8. What criteria do you use to evaluate your work?

Which metric(s) is/are your persona in charge of? Every day, what figures, charts or waterfall graphs do they glance at? This can assist you to figure out what makes them successful and what concerns them when it comes to “reaching their statistics.”

9. Describe a normal day in your life

When do they arrive at work and when do they leave? When they’re at their most productive, what do they do? What does their “busy work” entail?

This should contain both work-related responsibilities as well as what happens during the day outside of work. Is it at work or at home that they spend the majority of their time? What place would they choose to be? What are their favorite pastimes? Who are the most important individuals in their lives? What type of automobile do they drive? What shows do they watch on TV? What are they wearing, anyway? Here’s where you can get personal.

10. Which talents are required to execute your job?

What would they say in a job description if they were employing someone to take their place and had to write one? What are the most important talents for this position, and how well does your persona perform in each of them? Where did they pick these abilities? Did they pick them up on the job, at a previous employer, or through a class?

What’s Next?

After you’ve completed this activity and answered any remaining questions about what makes your character tick, look through some stock photography to select an actual image to identify with your identity. This activity requires you to clarify an image of your target audience in the minds of everyone in your business, which will help you keep your messaging consistent.

Another important exercise is to practice identifying your buyer persona so that your communications may be tailored. How would you know you’re conversing with this character? Is it the title of their job? Is there something about the way they speak or carry on a conversation that appeals to you? What are their aches and pains? How did they come across your business? Your staff will be able to keep a constant voice that is nevertheless unique to each person they speak with once you’ve determined not only who your personas are, but also how to recognize them when you come across them.

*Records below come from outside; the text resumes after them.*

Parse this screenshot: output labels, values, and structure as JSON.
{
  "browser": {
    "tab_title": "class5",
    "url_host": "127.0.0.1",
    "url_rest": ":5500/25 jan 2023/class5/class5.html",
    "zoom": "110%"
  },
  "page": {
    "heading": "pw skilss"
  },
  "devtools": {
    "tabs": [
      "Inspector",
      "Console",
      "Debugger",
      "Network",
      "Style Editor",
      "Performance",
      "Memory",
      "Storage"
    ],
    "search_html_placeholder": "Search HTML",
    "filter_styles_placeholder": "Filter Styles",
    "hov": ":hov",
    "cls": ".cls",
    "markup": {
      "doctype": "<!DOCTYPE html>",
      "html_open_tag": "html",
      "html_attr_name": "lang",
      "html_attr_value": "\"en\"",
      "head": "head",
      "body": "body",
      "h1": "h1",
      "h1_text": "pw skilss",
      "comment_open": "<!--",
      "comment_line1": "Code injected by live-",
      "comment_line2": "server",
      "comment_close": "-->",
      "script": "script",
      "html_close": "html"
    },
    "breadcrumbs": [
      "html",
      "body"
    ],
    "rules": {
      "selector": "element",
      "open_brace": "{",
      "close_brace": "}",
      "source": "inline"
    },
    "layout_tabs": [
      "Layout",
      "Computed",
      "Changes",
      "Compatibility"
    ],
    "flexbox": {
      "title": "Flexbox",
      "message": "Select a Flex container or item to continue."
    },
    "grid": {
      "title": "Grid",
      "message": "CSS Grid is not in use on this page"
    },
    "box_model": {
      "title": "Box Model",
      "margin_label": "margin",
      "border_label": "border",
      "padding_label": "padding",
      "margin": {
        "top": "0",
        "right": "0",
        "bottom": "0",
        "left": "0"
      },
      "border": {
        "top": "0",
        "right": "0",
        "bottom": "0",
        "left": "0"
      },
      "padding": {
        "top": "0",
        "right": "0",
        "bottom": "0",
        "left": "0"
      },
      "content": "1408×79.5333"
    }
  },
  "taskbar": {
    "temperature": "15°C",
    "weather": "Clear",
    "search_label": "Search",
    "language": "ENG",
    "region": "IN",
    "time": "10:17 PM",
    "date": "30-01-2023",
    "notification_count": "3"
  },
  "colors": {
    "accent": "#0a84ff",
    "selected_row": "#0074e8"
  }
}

The biggest plus with market research is staying on top of trends and of course – the market! If your vision is to beat your competition, market research should be at the top of your list and Maction can help you with that. Book a call with us today to explore what a market research partner can do for you.